Anyway, eating this delicious potato salad made by my friend Elaine in the style of her mother, Mary Gayle, reminds me that I love potatoes too much to give them up in my life. Corey does not eat potatoes. Rather than cook two meals each night or make other accommodations or have him in my way cooking pasta while I'm trying to fry things, I've just eliminated potatoes from my life. Why?????? How could I do this??? How could I forget about my starchy friends and their fabulous texture. Elaine's potatoes give just enough resistance as I bite through the tangy, creamy sauce. They fill me with joy. I have been living on a constant rotating diet of pasta, rice, pasta, rice, pasta, rice, cous-cous, rice. I am through!

From now on, I will cook potatoes. My unborn children cannot grow up in a house without potatoes! They just can't. Corey will have to wait until I am done cooking the entire meal and then make himself another starch on the nights I cook potatoes. Just think what I've been missing: mashed potatoes with gravy. Potato salad. Roasted potatoes with lemon juice and olive oil. Scalloped potatoes. Baked potatoes with everything imaginable. Hash browns. I'm starting to sweat as I list these foods. I feel like I've been lost in a twisting tunnel and Elaine's potatoes have been sprinkled on the ground to guide me into the light.

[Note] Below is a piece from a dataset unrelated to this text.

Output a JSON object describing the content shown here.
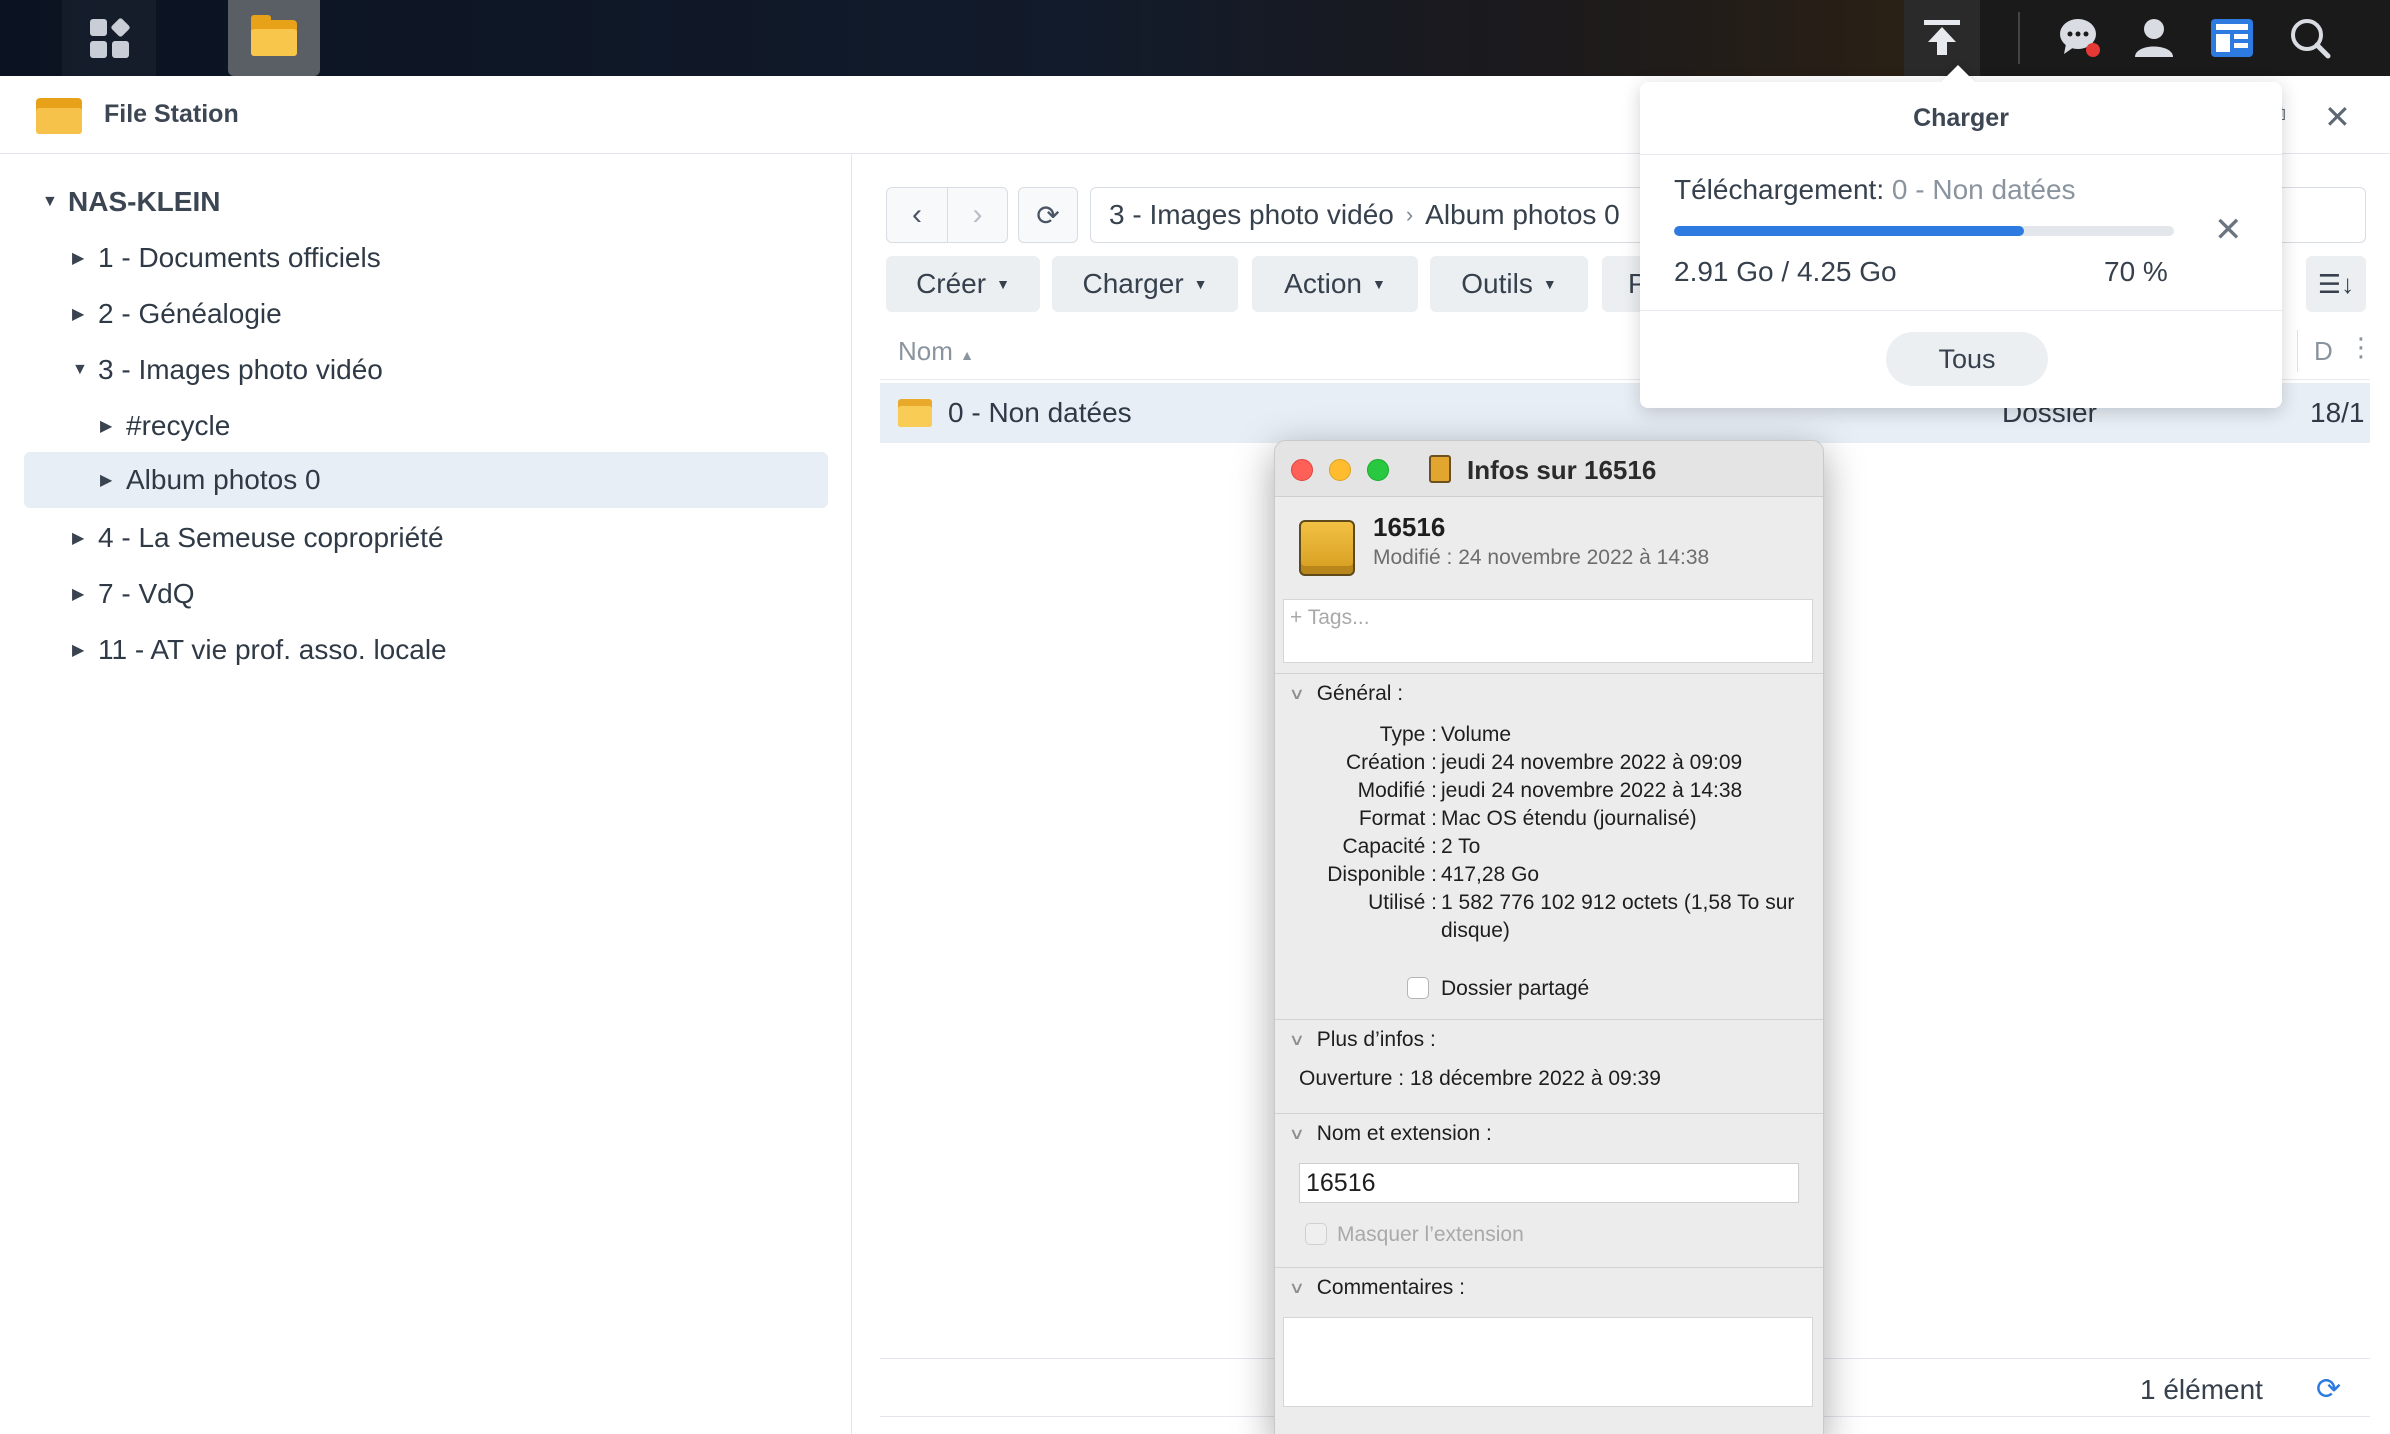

With this, the last bite of Mary Gayle's potato salad, I swear to never forget my tuber friends again. I will sing their praises wherever I go and eat their flesh forever.

Sunday, July 02, 2006

The Cabin Turns 30

Thirty years ago, my dad and his brother and friends bought a few acres of land in Tioga county and erected a creosote soaked huntin' camp. This cabin is where my family goes to gather and imbibe. Since I can remember, we have packed up the car and headed "upstate" whenever the weather was fine. Some years it was just my immediate family, other years the entire extended crew of 30+ people spewed onto the property in bonfire, chicken pit, hill-rolling, hair pulling glory. This weekend, the big family went again to celebrate the anniversary.

16 people spanning three generations crammed into the two rooms (although Corey and I pitched a tent outside to avoid the cigarette smoke...) and I remembered that I was born into the correct family after all. Corey's family may appreciate my need to constantly read, but my family knows what it means to just kick back and be our judgmental, whiney, imperfect and fiercely loyal selves. It was so good to be home again.

Yesterday, we burped our way through three meals consisting entirely of fried foods before heading around the canyon to participate in our favorite activity: hillbilly watching in Potter County (God's Country). My parents staked out a good bench by the line-dancing gazebo while the rest of us gathered funnel cakes and kettle corn. And then we watched.

Full bellies hung over our powdered-sugar-covered legs, beef jerky and candy wrappers scattered about, the children whipped one another with glow sticks, and we sighed with contentment after photographing mullet families with rat-tail kids. The men folk argued and grumbled over who had the best parking spot for a fast escape. We had a heated argument over the remaining cans of Labatt. Waiting for the fireworks to start, I just know the same thought ran through all our heads. "Those people will never be as cool as us."